§ **PROVIDED MATERIAL**
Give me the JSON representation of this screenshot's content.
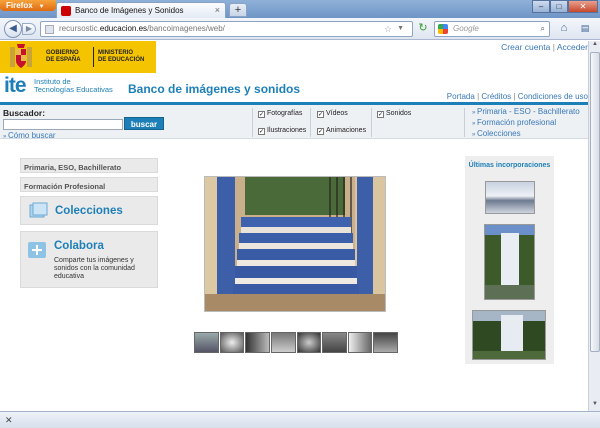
{
  "browser": {
    "menu_button": "Firefox",
    "tab_title": "Banco de Imágenes y Sonidos",
    "url_prefix": "recursostic.",
    "url_domain": "educacion.es",
    "url_path": "/bancoimagenes/web/",
    "search_placeholder": "Google",
    "status_close": "✕"
  },
  "header": {
    "gob_line1": "GOBIERNO",
    "gob_line2": "DE ESPAÑA",
    "min_line1": "MINISTERIO",
    "min_line2": "DE EDUCACIÓN",
    "crear_cuenta": "Crear cuenta",
    "separator": "|",
    "acceder": "Acceder",
    "ite_logo": "ite",
    "ite_line1": "Instituto de",
    "ite_line2": "Tecnologías Educativas",
    "site_title": "Banco de imágenes y sonidos",
    "nav": {
      "portada": "Portada",
      "creditos": "Créditos",
      "condiciones": "Condiciones de uso"
    }
  },
  "search": {
    "label": "Buscador:",
    "value": "",
    "button": "buscar",
    "help": "Cómo buscar",
    "types": [
      {
        "label": "Fotografías",
        "checked": true
      },
      {
        "label": "Ilustraciones",
        "checked": true
      },
      {
        "label": "Vídeos",
        "checked": true
      },
      {
        "label": "Animaciones",
        "checked": true
      },
      {
        "label": "Sonidos",
        "checked": true
      }
    ],
    "links": [
      "Primaria - ESO - Bachillerato",
      "Formación profesional",
      "Colecciones"
    ]
  },
  "left": {
    "primaria": "Primaria, ESO, Bachillerato",
    "fp": "Formación Profesional",
    "colecciones": "Colecciones",
    "colabora": "Colabora",
    "colabora_desc": "Comparte tus imágenes y sonidos con la comunidad educativa"
  },
  "right": {
    "title": "Últimas incorporaciones"
  },
  "colors": {
    "accent": "#1d7fb8",
    "gov_yellow": "#f5c400"
  }
}
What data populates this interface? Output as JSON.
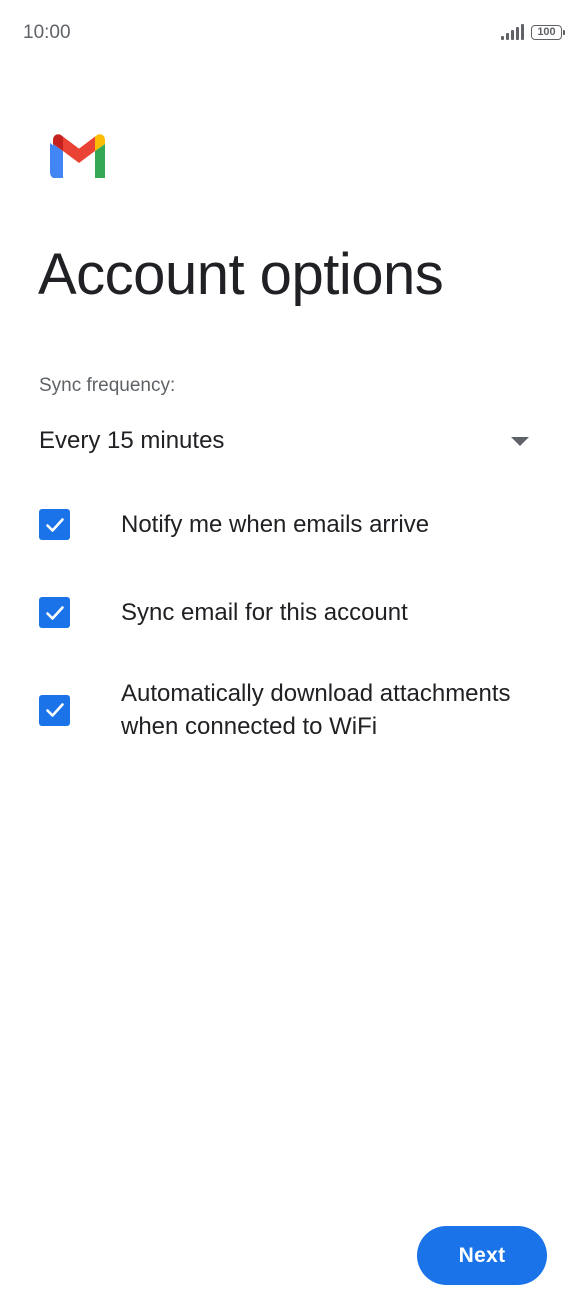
{
  "status_bar": {
    "time": "10:00",
    "battery": "100",
    "signal_icon": "signal-bars-icon",
    "battery_icon": "battery-icon"
  },
  "app_logo": "gmail-logo",
  "title": "Account options",
  "sync": {
    "label": "Sync frequency:",
    "selected": "Every 15 minutes",
    "icon": "dropdown-arrow-icon"
  },
  "options": [
    {
      "label": "Notify me when emails arrive",
      "checked": true
    },
    {
      "label": "Sync email for this account",
      "checked": true
    },
    {
      "label": "Automatically download attachments when connected to WiFi",
      "checked": true
    }
  ],
  "next_button": {
    "label": "Next"
  },
  "colors": {
    "accent": "#1a73e8",
    "text_primary": "#202124",
    "text_secondary": "#5f6368",
    "background": "#ffffff"
  }
}
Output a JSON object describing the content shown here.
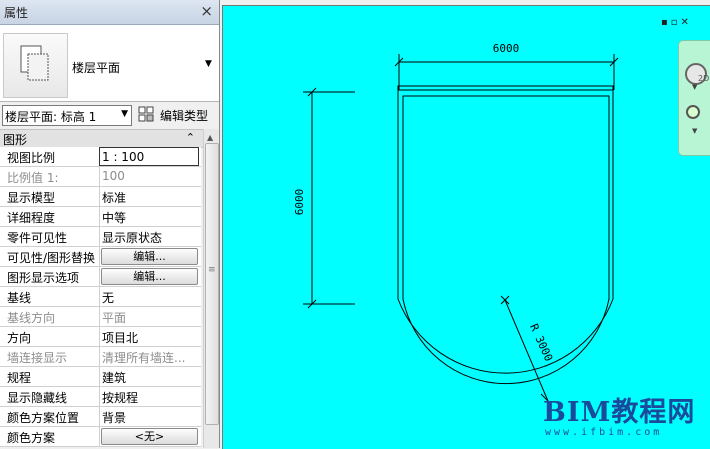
{
  "panel": {
    "title": "属性",
    "close": "×",
    "type_name": "楼层平面",
    "instance_selector": "楼层平面: 标高 1",
    "edit_type": "编辑类型",
    "group": "图形",
    "collapse": "»",
    "rows": [
      {
        "key": "视图比例",
        "value": "1 : 100"
      },
      {
        "key": "比例值 1:",
        "value": "100"
      },
      {
        "key": "显示模型",
        "value": "标准"
      },
      {
        "key": "详细程度",
        "value": "中等"
      },
      {
        "key": "零件可见性",
        "value": "显示原状态"
      },
      {
        "key": "可见性/图形替换",
        "value": "编辑..."
      },
      {
        "key": "图形显示选项",
        "value": "编辑..."
      },
      {
        "key": "基线",
        "value": "无"
      },
      {
        "key": "基线方向",
        "value": "平面"
      },
      {
        "key": "方向",
        "value": "项目北"
      },
      {
        "key": "墙连接显示",
        "value": "清理所有墙连..."
      },
      {
        "key": "规程",
        "value": "建筑"
      },
      {
        "key": "显示隐藏线",
        "value": "按规程"
      },
      {
        "key": "颜色方案位置",
        "value": "背景"
      },
      {
        "key": "颜色方案",
        "value": "<无>"
      }
    ]
  },
  "drawing": {
    "dim_width": "6000",
    "dim_height": "6000",
    "dim_radius": "R 3000",
    "background": "#00ffff"
  },
  "navbar": {
    "label_2d": "2D"
  },
  "watermark": {
    "title": "BIM教程网",
    "url": "www.ifbim.com"
  }
}
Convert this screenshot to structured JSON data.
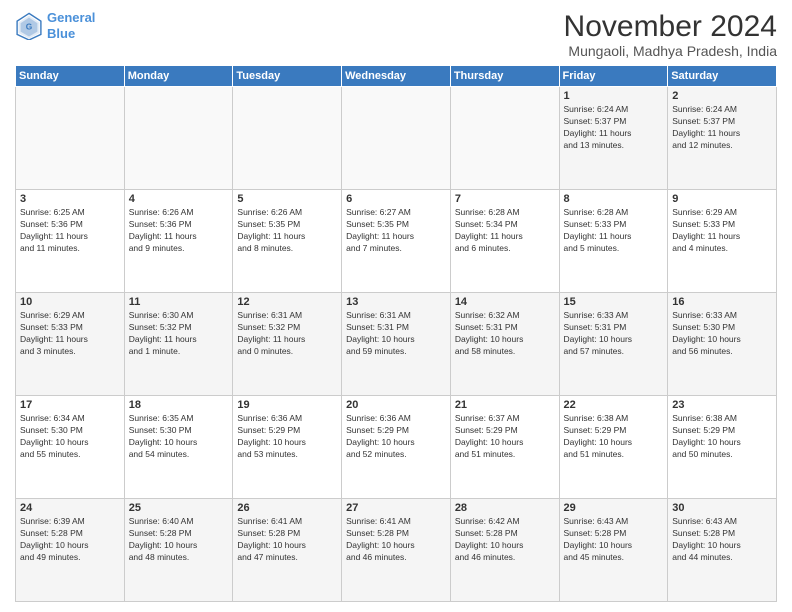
{
  "logo": {
    "line1": "General",
    "line2": "Blue"
  },
  "title": "November 2024",
  "location": "Mungaoli, Madhya Pradesh, India",
  "header": {
    "days": [
      "Sunday",
      "Monday",
      "Tuesday",
      "Wednesday",
      "Thursday",
      "Friday",
      "Saturday"
    ]
  },
  "weeks": [
    {
      "cells": [
        {
          "day": "",
          "info": ""
        },
        {
          "day": "",
          "info": ""
        },
        {
          "day": "",
          "info": ""
        },
        {
          "day": "",
          "info": ""
        },
        {
          "day": "",
          "info": ""
        },
        {
          "day": "1",
          "info": "Sunrise: 6:24 AM\nSunset: 5:37 PM\nDaylight: 11 hours\nand 13 minutes."
        },
        {
          "day": "2",
          "info": "Sunrise: 6:24 AM\nSunset: 5:37 PM\nDaylight: 11 hours\nand 12 minutes."
        }
      ]
    },
    {
      "cells": [
        {
          "day": "3",
          "info": "Sunrise: 6:25 AM\nSunset: 5:36 PM\nDaylight: 11 hours\nand 11 minutes."
        },
        {
          "day": "4",
          "info": "Sunrise: 6:26 AM\nSunset: 5:36 PM\nDaylight: 11 hours\nand 9 minutes."
        },
        {
          "day": "5",
          "info": "Sunrise: 6:26 AM\nSunset: 5:35 PM\nDaylight: 11 hours\nand 8 minutes."
        },
        {
          "day": "6",
          "info": "Sunrise: 6:27 AM\nSunset: 5:35 PM\nDaylight: 11 hours\nand 7 minutes."
        },
        {
          "day": "7",
          "info": "Sunrise: 6:28 AM\nSunset: 5:34 PM\nDaylight: 11 hours\nand 6 minutes."
        },
        {
          "day": "8",
          "info": "Sunrise: 6:28 AM\nSunset: 5:33 PM\nDaylight: 11 hours\nand 5 minutes."
        },
        {
          "day": "9",
          "info": "Sunrise: 6:29 AM\nSunset: 5:33 PM\nDaylight: 11 hours\nand 4 minutes."
        }
      ]
    },
    {
      "cells": [
        {
          "day": "10",
          "info": "Sunrise: 6:29 AM\nSunset: 5:33 PM\nDaylight: 11 hours\nand 3 minutes."
        },
        {
          "day": "11",
          "info": "Sunrise: 6:30 AM\nSunset: 5:32 PM\nDaylight: 11 hours\nand 1 minute."
        },
        {
          "day": "12",
          "info": "Sunrise: 6:31 AM\nSunset: 5:32 PM\nDaylight: 11 hours\nand 0 minutes."
        },
        {
          "day": "13",
          "info": "Sunrise: 6:31 AM\nSunset: 5:31 PM\nDaylight: 10 hours\nand 59 minutes."
        },
        {
          "day": "14",
          "info": "Sunrise: 6:32 AM\nSunset: 5:31 PM\nDaylight: 10 hours\nand 58 minutes."
        },
        {
          "day": "15",
          "info": "Sunrise: 6:33 AM\nSunset: 5:31 PM\nDaylight: 10 hours\nand 57 minutes."
        },
        {
          "day": "16",
          "info": "Sunrise: 6:33 AM\nSunset: 5:30 PM\nDaylight: 10 hours\nand 56 minutes."
        }
      ]
    },
    {
      "cells": [
        {
          "day": "17",
          "info": "Sunrise: 6:34 AM\nSunset: 5:30 PM\nDaylight: 10 hours\nand 55 minutes."
        },
        {
          "day": "18",
          "info": "Sunrise: 6:35 AM\nSunset: 5:30 PM\nDaylight: 10 hours\nand 54 minutes."
        },
        {
          "day": "19",
          "info": "Sunrise: 6:36 AM\nSunset: 5:29 PM\nDaylight: 10 hours\nand 53 minutes."
        },
        {
          "day": "20",
          "info": "Sunrise: 6:36 AM\nSunset: 5:29 PM\nDaylight: 10 hours\nand 52 minutes."
        },
        {
          "day": "21",
          "info": "Sunrise: 6:37 AM\nSunset: 5:29 PM\nDaylight: 10 hours\nand 51 minutes."
        },
        {
          "day": "22",
          "info": "Sunrise: 6:38 AM\nSunset: 5:29 PM\nDaylight: 10 hours\nand 51 minutes."
        },
        {
          "day": "23",
          "info": "Sunrise: 6:38 AM\nSunset: 5:29 PM\nDaylight: 10 hours\nand 50 minutes."
        }
      ]
    },
    {
      "cells": [
        {
          "day": "24",
          "info": "Sunrise: 6:39 AM\nSunset: 5:28 PM\nDaylight: 10 hours\nand 49 minutes."
        },
        {
          "day": "25",
          "info": "Sunrise: 6:40 AM\nSunset: 5:28 PM\nDaylight: 10 hours\nand 48 minutes."
        },
        {
          "day": "26",
          "info": "Sunrise: 6:41 AM\nSunset: 5:28 PM\nDaylight: 10 hours\nand 47 minutes."
        },
        {
          "day": "27",
          "info": "Sunrise: 6:41 AM\nSunset: 5:28 PM\nDaylight: 10 hours\nand 46 minutes."
        },
        {
          "day": "28",
          "info": "Sunrise: 6:42 AM\nSunset: 5:28 PM\nDaylight: 10 hours\nand 46 minutes."
        },
        {
          "day": "29",
          "info": "Sunrise: 6:43 AM\nSunset: 5:28 PM\nDaylight: 10 hours\nand 45 minutes."
        },
        {
          "day": "30",
          "info": "Sunrise: 6:43 AM\nSunset: 5:28 PM\nDaylight: 10 hours\nand 44 minutes."
        }
      ]
    }
  ]
}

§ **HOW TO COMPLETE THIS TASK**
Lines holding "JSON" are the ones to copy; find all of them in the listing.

§ **ANSWER SPACE**
Give me the JSON representation of this screenshot's content.
What data populates this interface? Output as JSON.
Output a JSON object describing the content shown here.
Convert this screenshot to structured JSON data.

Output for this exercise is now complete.